Speed limits lowered on 'high-risk' road between Market Rasen and Louth

Councillors have unanimously approved a set of speed limit reductions along the A631 between Market Rasen and Louth, a stretch that has witnessed 260 road casualties, including eight fatalities, since 2010.
The proposed new 40mph limit to include the junction with the A157.The proposed new 40mph limit to include the junction with the A157.
The proposed new 40mph limit to include the junction with the A157.

During a meeting on Monday morning (February 12), members of Lincolnshire County Council’s Planning & Regulation Committee voted to reduce the speed limit on three key sections of the road in a bid to curb the collision rate.

The changes include:

  • New 50mph limits on sections between Market Rasen and North Willingham, North Willingham and Ludford, and on both approaches to South Elkington
  • A new 40mph limit through the developed area further south to include the junction with the A157
  • An extension to the existing 30mph speed limit in line with policy on Willingham Road in Market Rasen
The proposed speed limit extension on the A631.The proposed speed limit extension on the A631.
The proposed speed limit extension on the A631.

The county council applied for funding for targeted improvements along the A631 between Market Rasen and Louth, following a 2016 Road Safety Foundation analysis that ranked it amongst the country’s 50 highest-risk A-class roads.

The bid aimed to tap into the government’s £175 million Safer Roads Fund, designed to reduce collisions and fatalities at accident hotspots across the nation.

The proposal faced nine objections from local residents, who argued that the national speed limit was suitable for the road’s rural setting.

They contended that lowering the speed limit might lead to riskier overtaking manoeuvres, potentially increasing accidents, and that it would “unreasonably” extend journey times.

The proposed 50mph limits on both approaches to South Elkington.The proposed 50mph limits on both approaches to South Elkington.
The proposed 50mph limits on both approaches to South Elkington.

Others insisted that enforcing the new limit could be problematic and suggested that funds would be more effectively spent on improving key junctions.

However, Coun Thomas Ashton countered: “We have to start somewhere,” acknowledging that additional measures could be considered in the future if enforcement proves challenging.

Market Rasen Wolds ward Coun Stephen Bunney highlighted that although local residents may have become accustomed to the road’s dangers, it often leaves visitors feeling scared.

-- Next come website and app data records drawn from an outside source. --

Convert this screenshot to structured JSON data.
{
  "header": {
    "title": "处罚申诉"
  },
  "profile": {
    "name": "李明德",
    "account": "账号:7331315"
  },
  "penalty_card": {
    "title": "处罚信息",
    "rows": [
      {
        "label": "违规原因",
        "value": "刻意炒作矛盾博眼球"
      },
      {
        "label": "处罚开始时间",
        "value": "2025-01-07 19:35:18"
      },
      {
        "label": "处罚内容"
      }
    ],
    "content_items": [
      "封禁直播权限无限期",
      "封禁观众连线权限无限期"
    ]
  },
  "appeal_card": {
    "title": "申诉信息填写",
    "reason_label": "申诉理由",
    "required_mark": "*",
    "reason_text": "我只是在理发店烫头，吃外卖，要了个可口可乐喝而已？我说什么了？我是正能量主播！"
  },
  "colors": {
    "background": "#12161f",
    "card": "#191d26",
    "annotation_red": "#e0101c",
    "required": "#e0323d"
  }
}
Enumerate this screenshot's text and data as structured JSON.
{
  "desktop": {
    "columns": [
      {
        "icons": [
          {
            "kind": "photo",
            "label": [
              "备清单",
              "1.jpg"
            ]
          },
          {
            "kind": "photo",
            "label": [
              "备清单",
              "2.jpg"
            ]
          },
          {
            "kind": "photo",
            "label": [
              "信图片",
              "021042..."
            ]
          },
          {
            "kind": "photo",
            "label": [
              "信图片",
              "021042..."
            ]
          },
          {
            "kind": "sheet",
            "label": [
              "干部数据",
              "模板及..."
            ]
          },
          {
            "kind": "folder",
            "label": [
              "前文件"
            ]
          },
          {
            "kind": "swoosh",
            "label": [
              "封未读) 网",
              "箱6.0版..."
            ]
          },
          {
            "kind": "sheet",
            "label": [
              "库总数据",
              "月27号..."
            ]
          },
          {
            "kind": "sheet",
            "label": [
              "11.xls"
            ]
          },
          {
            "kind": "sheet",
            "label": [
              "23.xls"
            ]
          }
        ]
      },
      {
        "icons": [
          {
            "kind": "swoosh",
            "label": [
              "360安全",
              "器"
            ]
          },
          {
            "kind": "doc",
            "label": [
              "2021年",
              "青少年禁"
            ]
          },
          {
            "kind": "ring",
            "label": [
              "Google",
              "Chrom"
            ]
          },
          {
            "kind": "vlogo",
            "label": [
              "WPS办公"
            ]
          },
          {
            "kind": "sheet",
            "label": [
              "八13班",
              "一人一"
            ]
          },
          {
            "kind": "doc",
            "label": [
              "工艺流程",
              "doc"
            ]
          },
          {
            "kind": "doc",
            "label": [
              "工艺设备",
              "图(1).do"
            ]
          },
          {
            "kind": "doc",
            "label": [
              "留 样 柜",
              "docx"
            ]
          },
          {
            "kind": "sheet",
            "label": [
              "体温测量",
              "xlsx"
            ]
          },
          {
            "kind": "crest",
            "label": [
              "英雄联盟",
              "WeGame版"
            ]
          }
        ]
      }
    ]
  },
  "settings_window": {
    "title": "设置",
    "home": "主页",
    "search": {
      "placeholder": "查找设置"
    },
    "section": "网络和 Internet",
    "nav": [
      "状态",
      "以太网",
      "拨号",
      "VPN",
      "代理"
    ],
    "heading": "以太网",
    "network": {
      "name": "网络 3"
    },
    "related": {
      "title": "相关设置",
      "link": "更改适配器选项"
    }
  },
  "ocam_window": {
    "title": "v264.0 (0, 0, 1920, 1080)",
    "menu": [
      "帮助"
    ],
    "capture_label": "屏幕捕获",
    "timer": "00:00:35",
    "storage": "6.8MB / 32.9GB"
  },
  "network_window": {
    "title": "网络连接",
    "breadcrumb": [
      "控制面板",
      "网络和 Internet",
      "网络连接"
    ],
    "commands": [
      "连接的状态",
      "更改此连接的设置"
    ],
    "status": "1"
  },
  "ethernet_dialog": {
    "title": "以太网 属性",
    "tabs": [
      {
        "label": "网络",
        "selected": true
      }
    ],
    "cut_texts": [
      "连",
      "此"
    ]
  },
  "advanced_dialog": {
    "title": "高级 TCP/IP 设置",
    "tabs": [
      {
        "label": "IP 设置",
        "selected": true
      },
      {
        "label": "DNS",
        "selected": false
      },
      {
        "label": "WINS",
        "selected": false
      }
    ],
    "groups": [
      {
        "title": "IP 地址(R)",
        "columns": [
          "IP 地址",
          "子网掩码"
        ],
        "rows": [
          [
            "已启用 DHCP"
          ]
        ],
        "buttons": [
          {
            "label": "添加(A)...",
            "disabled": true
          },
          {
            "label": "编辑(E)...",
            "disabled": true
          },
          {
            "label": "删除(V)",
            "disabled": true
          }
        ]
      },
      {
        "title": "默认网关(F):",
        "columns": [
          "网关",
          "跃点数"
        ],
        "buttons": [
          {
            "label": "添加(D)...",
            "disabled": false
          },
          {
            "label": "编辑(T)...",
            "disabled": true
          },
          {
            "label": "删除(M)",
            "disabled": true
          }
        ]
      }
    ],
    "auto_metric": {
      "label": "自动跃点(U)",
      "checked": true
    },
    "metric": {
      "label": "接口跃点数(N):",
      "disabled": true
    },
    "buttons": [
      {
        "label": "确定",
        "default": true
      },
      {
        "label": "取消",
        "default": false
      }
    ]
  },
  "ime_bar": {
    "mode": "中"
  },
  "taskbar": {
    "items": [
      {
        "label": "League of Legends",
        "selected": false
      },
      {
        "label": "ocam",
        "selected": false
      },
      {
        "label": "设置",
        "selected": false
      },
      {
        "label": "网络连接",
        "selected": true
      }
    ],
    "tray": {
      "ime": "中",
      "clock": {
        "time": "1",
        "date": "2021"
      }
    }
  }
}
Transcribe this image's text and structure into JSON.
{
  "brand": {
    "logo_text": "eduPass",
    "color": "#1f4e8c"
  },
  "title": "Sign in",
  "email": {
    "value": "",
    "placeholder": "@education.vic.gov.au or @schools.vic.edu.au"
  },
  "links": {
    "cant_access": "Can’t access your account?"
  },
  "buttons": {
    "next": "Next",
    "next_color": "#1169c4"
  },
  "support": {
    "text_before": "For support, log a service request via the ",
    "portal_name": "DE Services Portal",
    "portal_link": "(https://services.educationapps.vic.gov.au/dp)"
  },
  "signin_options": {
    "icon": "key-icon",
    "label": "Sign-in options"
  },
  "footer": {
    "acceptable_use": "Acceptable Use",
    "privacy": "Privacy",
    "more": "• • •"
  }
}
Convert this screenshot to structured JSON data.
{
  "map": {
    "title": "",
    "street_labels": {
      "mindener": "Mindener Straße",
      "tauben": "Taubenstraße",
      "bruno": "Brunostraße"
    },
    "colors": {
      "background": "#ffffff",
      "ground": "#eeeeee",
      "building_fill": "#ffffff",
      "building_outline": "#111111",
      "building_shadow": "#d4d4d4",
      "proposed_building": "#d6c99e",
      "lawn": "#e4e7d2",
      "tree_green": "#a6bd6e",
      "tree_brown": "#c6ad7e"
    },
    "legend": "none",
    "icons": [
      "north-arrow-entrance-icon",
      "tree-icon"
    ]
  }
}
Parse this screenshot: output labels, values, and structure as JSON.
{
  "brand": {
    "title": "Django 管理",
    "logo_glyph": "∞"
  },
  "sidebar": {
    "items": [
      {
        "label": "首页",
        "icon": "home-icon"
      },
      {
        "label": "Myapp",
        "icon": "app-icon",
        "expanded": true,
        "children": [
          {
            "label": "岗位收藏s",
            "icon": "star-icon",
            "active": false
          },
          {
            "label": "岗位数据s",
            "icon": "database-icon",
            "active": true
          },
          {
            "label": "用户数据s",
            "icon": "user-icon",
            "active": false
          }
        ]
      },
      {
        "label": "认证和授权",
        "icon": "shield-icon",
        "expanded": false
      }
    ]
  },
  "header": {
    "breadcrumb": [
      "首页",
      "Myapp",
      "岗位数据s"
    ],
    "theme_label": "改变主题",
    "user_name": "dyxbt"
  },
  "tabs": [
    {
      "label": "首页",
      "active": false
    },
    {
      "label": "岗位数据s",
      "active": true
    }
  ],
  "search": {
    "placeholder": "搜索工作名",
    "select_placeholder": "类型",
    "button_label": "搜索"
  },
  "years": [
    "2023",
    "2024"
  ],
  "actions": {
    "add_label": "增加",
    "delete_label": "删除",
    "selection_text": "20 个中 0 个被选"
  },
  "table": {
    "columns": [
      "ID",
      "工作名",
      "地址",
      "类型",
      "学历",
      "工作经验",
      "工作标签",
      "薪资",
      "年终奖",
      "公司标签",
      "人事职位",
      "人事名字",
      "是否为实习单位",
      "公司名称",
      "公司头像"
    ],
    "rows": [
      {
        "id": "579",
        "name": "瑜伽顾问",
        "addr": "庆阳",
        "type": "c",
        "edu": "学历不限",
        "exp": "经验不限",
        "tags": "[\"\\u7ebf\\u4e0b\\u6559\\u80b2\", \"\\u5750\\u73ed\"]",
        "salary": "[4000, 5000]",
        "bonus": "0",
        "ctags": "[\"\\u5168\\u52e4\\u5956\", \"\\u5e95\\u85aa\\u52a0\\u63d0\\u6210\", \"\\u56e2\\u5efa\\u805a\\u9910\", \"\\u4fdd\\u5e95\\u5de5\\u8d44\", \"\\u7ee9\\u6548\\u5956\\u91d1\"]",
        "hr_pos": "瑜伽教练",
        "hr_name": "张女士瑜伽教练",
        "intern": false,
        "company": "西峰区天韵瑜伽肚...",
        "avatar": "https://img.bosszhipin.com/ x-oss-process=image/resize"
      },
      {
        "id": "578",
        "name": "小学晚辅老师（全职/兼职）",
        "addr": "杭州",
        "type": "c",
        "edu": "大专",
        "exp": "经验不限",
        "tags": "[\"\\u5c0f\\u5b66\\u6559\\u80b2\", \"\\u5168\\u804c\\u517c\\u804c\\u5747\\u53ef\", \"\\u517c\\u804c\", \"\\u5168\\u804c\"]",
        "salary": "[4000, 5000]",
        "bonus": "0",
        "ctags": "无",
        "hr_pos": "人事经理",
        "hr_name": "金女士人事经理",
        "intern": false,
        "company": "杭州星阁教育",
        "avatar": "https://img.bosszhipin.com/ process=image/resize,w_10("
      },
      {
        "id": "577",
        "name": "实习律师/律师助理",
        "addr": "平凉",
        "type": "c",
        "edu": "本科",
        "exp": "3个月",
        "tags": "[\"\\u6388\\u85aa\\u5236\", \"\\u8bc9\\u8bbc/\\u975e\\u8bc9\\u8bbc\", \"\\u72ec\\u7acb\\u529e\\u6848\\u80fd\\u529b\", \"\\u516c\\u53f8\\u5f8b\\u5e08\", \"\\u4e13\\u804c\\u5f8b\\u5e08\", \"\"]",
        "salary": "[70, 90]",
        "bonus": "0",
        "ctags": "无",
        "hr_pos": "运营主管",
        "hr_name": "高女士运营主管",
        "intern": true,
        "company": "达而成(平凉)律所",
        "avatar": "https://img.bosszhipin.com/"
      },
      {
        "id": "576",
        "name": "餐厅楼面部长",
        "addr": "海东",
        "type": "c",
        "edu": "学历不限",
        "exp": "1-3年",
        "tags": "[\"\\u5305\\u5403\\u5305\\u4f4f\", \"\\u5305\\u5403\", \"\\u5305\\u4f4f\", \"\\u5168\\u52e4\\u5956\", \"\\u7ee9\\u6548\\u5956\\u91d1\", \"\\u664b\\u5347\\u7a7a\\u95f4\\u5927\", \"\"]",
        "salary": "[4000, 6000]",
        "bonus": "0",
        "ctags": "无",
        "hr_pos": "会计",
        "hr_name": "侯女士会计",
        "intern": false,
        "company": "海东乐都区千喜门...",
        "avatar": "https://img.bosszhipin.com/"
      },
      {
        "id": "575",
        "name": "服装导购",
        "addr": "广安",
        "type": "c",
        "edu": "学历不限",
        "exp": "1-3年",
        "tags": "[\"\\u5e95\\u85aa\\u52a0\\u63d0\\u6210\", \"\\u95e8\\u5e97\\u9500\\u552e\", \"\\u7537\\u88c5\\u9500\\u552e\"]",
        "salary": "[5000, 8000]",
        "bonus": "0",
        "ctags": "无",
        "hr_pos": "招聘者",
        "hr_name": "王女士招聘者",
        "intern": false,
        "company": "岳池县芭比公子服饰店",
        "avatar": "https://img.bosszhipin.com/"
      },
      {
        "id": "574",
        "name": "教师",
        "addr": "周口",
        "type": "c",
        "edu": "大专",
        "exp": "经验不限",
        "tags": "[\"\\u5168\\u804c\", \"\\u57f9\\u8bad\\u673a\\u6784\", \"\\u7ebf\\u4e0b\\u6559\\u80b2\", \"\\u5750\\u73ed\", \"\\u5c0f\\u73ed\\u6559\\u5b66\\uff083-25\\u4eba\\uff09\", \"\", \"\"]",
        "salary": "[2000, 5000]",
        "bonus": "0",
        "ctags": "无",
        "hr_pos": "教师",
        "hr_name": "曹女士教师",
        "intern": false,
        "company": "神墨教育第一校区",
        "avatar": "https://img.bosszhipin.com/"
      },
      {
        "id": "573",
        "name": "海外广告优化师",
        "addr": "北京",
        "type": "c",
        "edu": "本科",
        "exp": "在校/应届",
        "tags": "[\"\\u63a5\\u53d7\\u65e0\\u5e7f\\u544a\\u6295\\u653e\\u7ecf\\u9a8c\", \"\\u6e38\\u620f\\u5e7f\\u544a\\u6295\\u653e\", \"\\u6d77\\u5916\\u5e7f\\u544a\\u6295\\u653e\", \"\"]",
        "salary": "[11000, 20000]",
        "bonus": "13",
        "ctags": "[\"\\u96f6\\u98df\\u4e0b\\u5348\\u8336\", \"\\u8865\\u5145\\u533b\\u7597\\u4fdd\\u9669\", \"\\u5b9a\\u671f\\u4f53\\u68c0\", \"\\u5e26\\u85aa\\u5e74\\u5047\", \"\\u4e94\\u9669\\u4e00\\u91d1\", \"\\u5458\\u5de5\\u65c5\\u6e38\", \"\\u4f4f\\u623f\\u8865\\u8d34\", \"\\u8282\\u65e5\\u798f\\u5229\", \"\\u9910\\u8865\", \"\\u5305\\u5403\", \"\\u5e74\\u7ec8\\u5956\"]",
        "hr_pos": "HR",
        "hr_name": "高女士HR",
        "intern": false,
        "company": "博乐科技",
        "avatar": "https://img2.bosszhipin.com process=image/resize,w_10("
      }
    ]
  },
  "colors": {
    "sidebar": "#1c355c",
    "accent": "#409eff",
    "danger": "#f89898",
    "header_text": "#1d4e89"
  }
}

He remarked: “It is very clear that the people in North Willingham are very concerned about the speed on the route. A slower speed will hopefully prevent further accidents.”

Coun Bunney also added that the De Aston School is regularly impacted by the traffic issues, being along Willingham Road, and the alterations will hopefully make it safer for students.

Meanwhile, Coun Ian Carrington characterised the road as having “an absolutely fierce reputation.”